Assignment: Every record shown here needs to be repeated exactly.

-- Data for analysis follows --

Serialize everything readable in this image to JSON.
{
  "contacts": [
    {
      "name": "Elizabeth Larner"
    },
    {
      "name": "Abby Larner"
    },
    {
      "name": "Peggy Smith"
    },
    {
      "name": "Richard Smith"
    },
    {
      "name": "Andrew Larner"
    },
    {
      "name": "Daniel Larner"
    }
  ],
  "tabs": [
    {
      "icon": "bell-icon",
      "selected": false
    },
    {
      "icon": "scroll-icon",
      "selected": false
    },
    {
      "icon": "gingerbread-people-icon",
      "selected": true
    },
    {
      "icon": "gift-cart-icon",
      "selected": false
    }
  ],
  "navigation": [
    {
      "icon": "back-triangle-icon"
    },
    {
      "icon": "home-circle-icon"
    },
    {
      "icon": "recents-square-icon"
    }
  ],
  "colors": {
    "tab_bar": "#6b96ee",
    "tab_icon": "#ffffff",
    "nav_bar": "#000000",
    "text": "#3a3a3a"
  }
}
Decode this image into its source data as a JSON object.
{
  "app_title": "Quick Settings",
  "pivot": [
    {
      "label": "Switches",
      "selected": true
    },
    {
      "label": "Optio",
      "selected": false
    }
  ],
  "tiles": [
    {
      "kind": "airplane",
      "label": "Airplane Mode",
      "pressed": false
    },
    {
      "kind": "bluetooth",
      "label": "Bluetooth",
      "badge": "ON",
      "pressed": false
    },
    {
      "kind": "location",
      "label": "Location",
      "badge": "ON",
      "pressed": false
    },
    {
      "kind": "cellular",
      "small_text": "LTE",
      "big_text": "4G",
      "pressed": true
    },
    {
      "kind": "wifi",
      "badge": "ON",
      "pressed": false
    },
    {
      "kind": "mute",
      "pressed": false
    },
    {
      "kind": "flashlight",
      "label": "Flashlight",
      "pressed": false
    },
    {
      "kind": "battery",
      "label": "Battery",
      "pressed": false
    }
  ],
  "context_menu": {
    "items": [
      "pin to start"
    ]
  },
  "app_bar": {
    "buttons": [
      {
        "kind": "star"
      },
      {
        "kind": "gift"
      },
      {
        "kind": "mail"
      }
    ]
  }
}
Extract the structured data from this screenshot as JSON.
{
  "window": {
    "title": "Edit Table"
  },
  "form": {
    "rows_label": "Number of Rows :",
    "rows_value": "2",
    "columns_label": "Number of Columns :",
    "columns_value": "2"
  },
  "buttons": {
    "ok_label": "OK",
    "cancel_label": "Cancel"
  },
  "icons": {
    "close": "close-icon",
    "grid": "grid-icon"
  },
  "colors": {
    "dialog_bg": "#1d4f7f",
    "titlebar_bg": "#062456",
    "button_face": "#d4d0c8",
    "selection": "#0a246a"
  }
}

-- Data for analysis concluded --

Answer area:
Serialize everything readable in this image to JSON.
{
  "contacts": [
    {
      "name": "Elizabeth Larner"
    },
    {
      "name": "Abby Larner"
    },
    {
      "name": "Peggy Smith"
    },
    {
      "name": "Richard Smith"
    },
    {
      "name": "Andrew Larner"
    },
    {
      "name": "Daniel Larner"
    }
  ],
  "tabs": [
    {
      "icon": "bell-icon",
      "selected": false
    },
    {
      "icon": "scroll-icon",
      "selected": false
    },
    {
      "icon": "gingerbread-people-icon",
      "selected": true
    },
    {
      "icon": "gift-cart-icon",
      "selected": false
    }
  ],
  "navigation": [
    {
      "icon": "back-triangle-icon"
    },
    {
      "icon": "home-circle-icon"
    },
    {
      "icon": "recents-square-icon"
    }
  ],
  "colors": {
    "tab_bar": "#6b96ee",
    "tab_icon": "#ffffff",
    "nav_bar": "#000000",
    "text": "#3a3a3a"
  }
}
Decode this image into its source data as a JSON object.
{
  "app_title": "Quick Settings",
  "pivot": [
    {
      "label": "Switches",
      "selected": true
    },
    {
      "label": "Optio",
      "selected": false
    }
  ],
  "tiles": [
    {
      "kind": "airplane",
      "label": "Airplane Mode",
      "pressed": false
    },
    {
      "kind": "bluetooth",
      "label": "Bluetooth",
      "badge": "ON",
      "pressed": false
    },
    {
      "kind": "location",
      "label": "Location",
      "badge": "ON",
      "pressed": false
    },
    {
      "kind": "cellular",
      "small_text": "LTE",
      "big_text": "4G",
      "pressed": true
    },
    {
      "kind": "wifi",
      "badge": "ON",
      "pressed": false
    },
    {
      "kind": "mute",
      "pressed": false
    },
    {
      "kind": "flashlight",
      "label": "Flashlight",
      "pressed": false
    },
    {
      "kind": "battery",
      "label": "Battery",
      "pressed": false
    }
  ],
  "context_menu": {
    "items": [
      "pin to start"
    ]
  },
  "app_bar": {
    "buttons": [
      {
        "kind": "star"
      },
      {
        "kind": "gift"
      },
      {
        "kind": "mail"
      }
    ]
  }
}
Extract the structured data from this screenshot as JSON.
{
  "window": {
    "title": "Edit Table"
  },
  "form": {
    "rows_label": "Number of Rows :",
    "rows_value": "2",
    "columns_label": "Number of Columns :",
    "columns_value": "2"
  },
  "buttons": {
    "ok_label": "OK",
    "cancel_label": "Cancel"
  },
  "icons": {
    "close": "close-icon",
    "grid": "grid-icon"
  },
  "colors": {
    "dialog_bg": "#1d4f7f",
    "titlebar_bg": "#062456",
    "button_face": "#d4d0c8",
    "selection": "#0a246a"
  }
}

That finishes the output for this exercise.